Last year, 49 people in the U.S. died from exposure to carbon monoxide and another 287 were treated in hospital emergency rooms.
Demolishing a handful of popular Thanksgiving myths with the help of history and nutrition alike.
International students at MU see the debate about health care in America through a different lens.
Columbia institutions obtain more flu vaccinations, though still prioritizing those most at risk of infection.
In a 60-39 vote Saturday, Senate Democrats cleared the way for a full-scale debate on the legislation beginning after Thanksgiving.
Now that the final two holdouts have declared their support, Senate Democrats have the 60-vote majority they need to bring their health care reform bill to the floor for consideration.
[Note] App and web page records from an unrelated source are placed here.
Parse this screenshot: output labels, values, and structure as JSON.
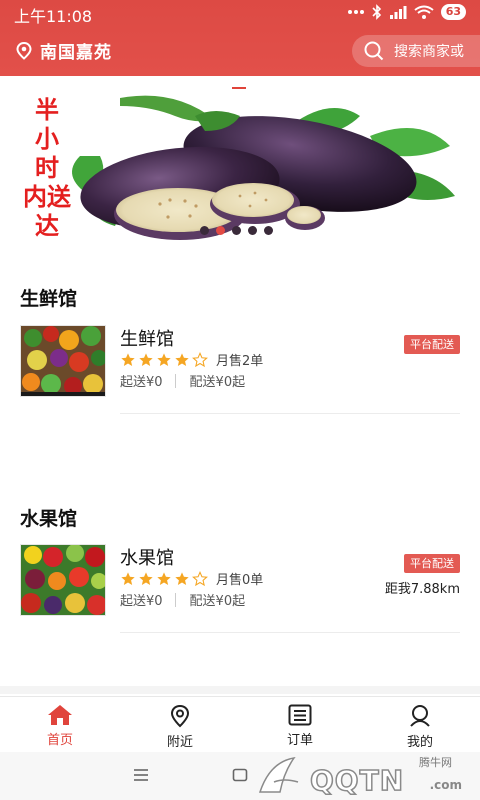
{
  "status_bar": {
    "time": "上午11:08",
    "battery": "63"
  },
  "app_bar": {
    "location": "南国嘉苑",
    "search_placeholder": "搜索商家或"
  },
  "banner": {
    "text_lines": [
      "半",
      "小",
      "时",
      "内送",
      "达"
    ],
    "dot_count": 5,
    "active_dot": 1
  },
  "sections": [
    {
      "title": "生鲜馆",
      "shop": {
        "name": "生鲜馆",
        "rating": 4,
        "monthly_sales": "月售2单",
        "min_order": "起送¥0",
        "delivery_fee": "配送¥0起",
        "badge": "平台配送",
        "distance": ""
      }
    },
    {
      "title": "水果馆",
      "shop": {
        "name": "水果馆",
        "rating": 4,
        "monthly_sales": "月售0单",
        "min_order": "起送¥0",
        "delivery_fee": "配送¥0起",
        "badge": "平台配送",
        "distance": "距我7.88km"
      }
    }
  ],
  "bottom_nav": [
    {
      "label": "首页",
      "icon": "home-icon",
      "active": true
    },
    {
      "label": "附近",
      "icon": "location-pin-icon",
      "active": false
    },
    {
      "label": "订单",
      "icon": "order-list-icon",
      "active": false
    },
    {
      "label": "我的",
      "icon": "user-icon",
      "active": false
    }
  ],
  "watermark": {
    "main": "QQTN",
    "small": "腾牛网",
    "suffix": ".com"
  },
  "colors": {
    "accent": "#e0443c",
    "badge": "#e35a53",
    "star": "#f5a623"
  }
}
Missouri Republican Kit Bond, meanwhile, called the bill a "trillion-dollar scam" and compared its supporters to disgraced investor Bernie Madoff.
Missouri is 80 percent dependent on coal use for energy. Can "clean coal" technology satisfy citizens' concerns about coal's environmental impact?
The U.S. Preventive Service Task Force has changed its recommendations for breast cancer screening. It now says that women should begin regular mammograms at age 50 — instead of 40 —and that they should get them every two years, instead of annually.
Health and Human Services Secretary Kathleen Sebelius said Wednesday that women should get regular mammograms starting at age 40, despite a recommendation from a government panel saying women don't need to start getting mammograms until they reach 50.
The H1N1 vaccine is now available free for healthy people ages 6 months to 24 years and people with a chronic medical condition ages 25 to 64 years.
Dentists, hygienists, and other health care professionals gathered Friday to discuss the future of oral health care in Missouri. Issues discussed at the oral health summit included integrating oral care with general health care – and the connections between dental problems and chronic illness.
Sen. Kit Bond said he would try to kill Democrats' versions of health care reform. In his speech, the senator presented the House health care bill — which he said costs $152.97 to print at Kinko's — and said that he couldn't lift it because of shoulder surgery.
Stefan Sarafianos, an MU assistant professor, teams with other researchers to develop a compound that has the potential to stop the spread of HIV.
At the Columbia Chamber of Commerce, Republican Sen. Kit Bond said he would work to kill versions of health care reform brought by House Speaker Nancy Pelosi or Sen. Harry Reid. Instead, Bond said he would support changes inlcluding letting small business pool health care, investing in preventative care and stopping "junk lawsuits."
Since she was 18, Lindsey Cathey has been without health insurance and lives with the fear that she will get sick. Her mother, Laura Cathey, is from Canada, but now lives in the U.S. She misses her "excellent" health care up north and is now in the same boat as 50 million Americans.
Some Republican state legislators are balking at the mandates contained in the proposed health care reform bills in Congress.
Passing health care legislation through the Senate could be difficult because some swing votes object to the government-run insurance component.
On Friday, the Alzheimer's Association Mid-Missouri Chapter hosted a research forum that featured keynote speaker Alison Goate, a genetics professor at the School of Medicine at Washington University in St. Louis.
Look at a breakdown of some of the key issues and where Missouri senators and representatives stand on pieces of health care reform.
The Centers for Disease Control and Prevention estimate 100,000 or more people die every year from pulmonary embolism. Caused by blood clots, the weakened heart is forced to work against gravity, making clotting in the lower extremities such as the legs and pelvis more likely.